■ INSTRUCTIONS TO FOLLOW:
Your answer should be the number of lines in the listing that hold the string "stand", with no other words.

'''

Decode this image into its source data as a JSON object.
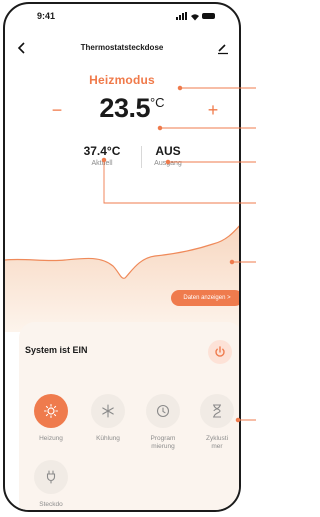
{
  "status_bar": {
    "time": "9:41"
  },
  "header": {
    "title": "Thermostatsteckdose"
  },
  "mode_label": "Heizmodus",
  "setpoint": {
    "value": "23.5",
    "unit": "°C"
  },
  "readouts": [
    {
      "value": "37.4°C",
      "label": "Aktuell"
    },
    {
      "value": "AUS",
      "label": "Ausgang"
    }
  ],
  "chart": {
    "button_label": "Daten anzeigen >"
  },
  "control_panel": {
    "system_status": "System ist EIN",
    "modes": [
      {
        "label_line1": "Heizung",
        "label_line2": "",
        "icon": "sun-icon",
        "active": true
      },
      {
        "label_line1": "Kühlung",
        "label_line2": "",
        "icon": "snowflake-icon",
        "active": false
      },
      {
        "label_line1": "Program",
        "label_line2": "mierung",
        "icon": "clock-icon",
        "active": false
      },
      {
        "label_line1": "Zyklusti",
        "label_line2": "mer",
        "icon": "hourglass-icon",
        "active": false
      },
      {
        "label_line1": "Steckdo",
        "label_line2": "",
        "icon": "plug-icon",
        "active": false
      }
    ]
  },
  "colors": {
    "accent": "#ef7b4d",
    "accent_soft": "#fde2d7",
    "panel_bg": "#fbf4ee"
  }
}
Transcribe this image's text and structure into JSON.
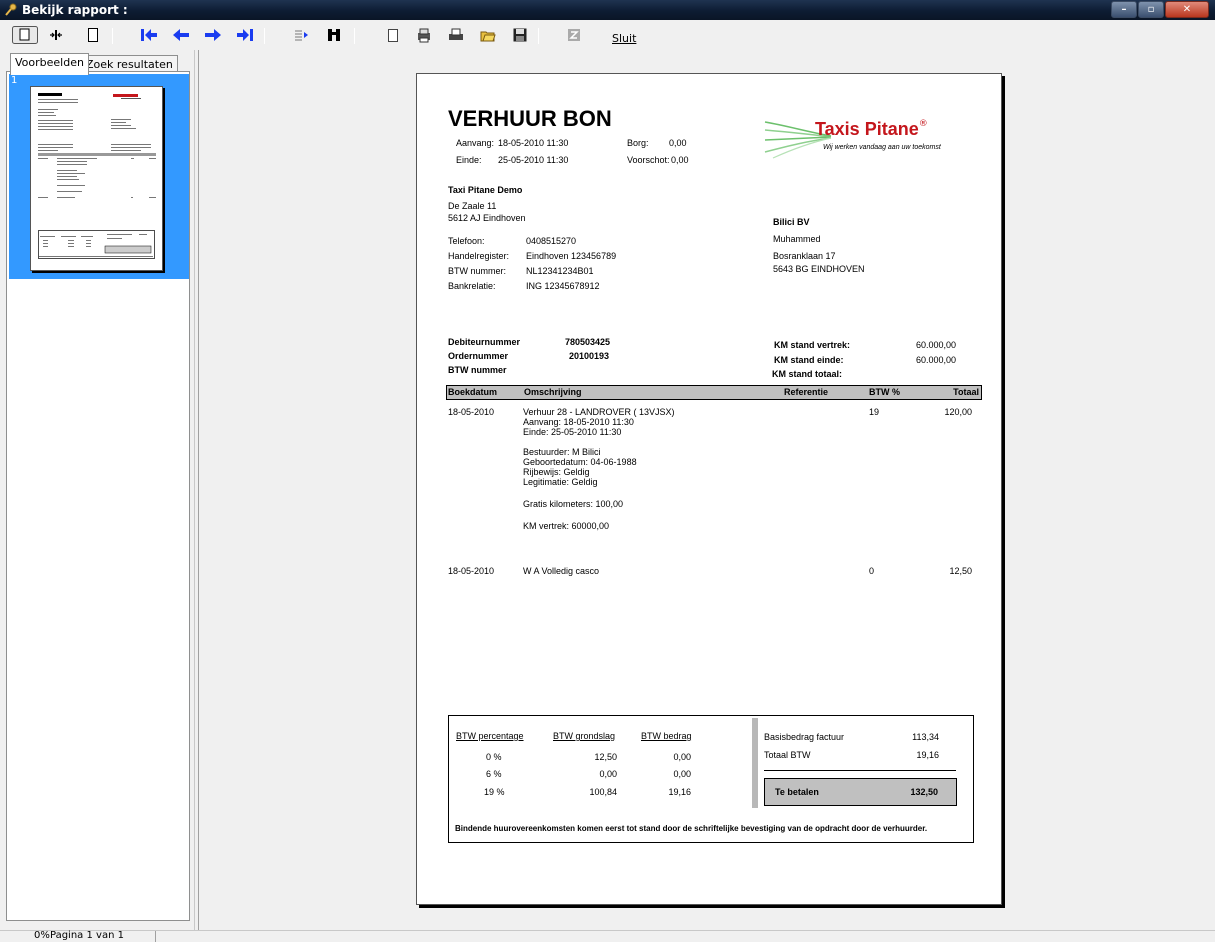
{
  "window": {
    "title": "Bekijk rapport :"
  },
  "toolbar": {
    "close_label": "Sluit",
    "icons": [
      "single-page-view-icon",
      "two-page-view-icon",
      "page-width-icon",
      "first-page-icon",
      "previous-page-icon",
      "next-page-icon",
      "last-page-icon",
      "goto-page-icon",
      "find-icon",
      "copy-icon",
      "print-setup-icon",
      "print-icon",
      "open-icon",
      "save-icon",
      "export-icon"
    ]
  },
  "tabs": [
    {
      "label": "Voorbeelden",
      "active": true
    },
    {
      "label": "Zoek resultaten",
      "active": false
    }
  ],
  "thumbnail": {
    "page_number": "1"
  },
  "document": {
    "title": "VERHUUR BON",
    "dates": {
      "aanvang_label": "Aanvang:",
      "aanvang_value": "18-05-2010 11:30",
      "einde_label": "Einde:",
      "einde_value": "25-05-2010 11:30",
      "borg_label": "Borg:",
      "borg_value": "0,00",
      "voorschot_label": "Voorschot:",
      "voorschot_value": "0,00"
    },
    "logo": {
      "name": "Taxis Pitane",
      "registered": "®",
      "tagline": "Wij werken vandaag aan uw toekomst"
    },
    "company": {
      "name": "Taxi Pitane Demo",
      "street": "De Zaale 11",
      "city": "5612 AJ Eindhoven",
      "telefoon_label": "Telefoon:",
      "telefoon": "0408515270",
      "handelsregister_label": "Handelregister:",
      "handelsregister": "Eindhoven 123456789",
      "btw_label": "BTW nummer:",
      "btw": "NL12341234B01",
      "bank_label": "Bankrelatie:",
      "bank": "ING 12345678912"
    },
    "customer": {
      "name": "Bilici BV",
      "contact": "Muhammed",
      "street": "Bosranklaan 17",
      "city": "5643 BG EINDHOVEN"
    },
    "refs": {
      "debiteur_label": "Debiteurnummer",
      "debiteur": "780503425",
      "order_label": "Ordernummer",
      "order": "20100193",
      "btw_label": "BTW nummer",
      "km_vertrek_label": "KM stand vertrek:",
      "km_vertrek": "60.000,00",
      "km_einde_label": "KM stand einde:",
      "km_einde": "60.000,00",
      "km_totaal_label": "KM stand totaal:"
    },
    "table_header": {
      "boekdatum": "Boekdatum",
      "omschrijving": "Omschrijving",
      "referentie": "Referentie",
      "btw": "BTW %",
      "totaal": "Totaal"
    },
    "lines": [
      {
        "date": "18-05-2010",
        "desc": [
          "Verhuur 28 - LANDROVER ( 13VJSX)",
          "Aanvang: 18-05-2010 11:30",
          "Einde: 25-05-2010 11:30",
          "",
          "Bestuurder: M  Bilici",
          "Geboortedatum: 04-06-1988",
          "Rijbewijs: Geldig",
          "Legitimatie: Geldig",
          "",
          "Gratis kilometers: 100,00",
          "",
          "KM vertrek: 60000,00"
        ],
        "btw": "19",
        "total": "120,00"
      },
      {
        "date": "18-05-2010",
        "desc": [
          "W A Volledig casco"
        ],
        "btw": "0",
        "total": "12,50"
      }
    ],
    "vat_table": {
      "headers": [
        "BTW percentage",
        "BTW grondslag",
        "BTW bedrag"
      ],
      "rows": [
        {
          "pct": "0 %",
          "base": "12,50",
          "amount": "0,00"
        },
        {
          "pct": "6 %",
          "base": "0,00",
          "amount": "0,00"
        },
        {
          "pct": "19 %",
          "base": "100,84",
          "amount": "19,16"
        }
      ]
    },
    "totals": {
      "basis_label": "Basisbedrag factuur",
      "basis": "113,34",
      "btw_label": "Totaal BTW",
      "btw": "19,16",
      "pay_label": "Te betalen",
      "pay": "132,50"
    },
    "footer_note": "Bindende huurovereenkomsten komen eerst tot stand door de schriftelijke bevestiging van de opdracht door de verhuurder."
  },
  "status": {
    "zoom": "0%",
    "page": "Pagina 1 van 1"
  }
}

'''

■ THE ANSWER:
4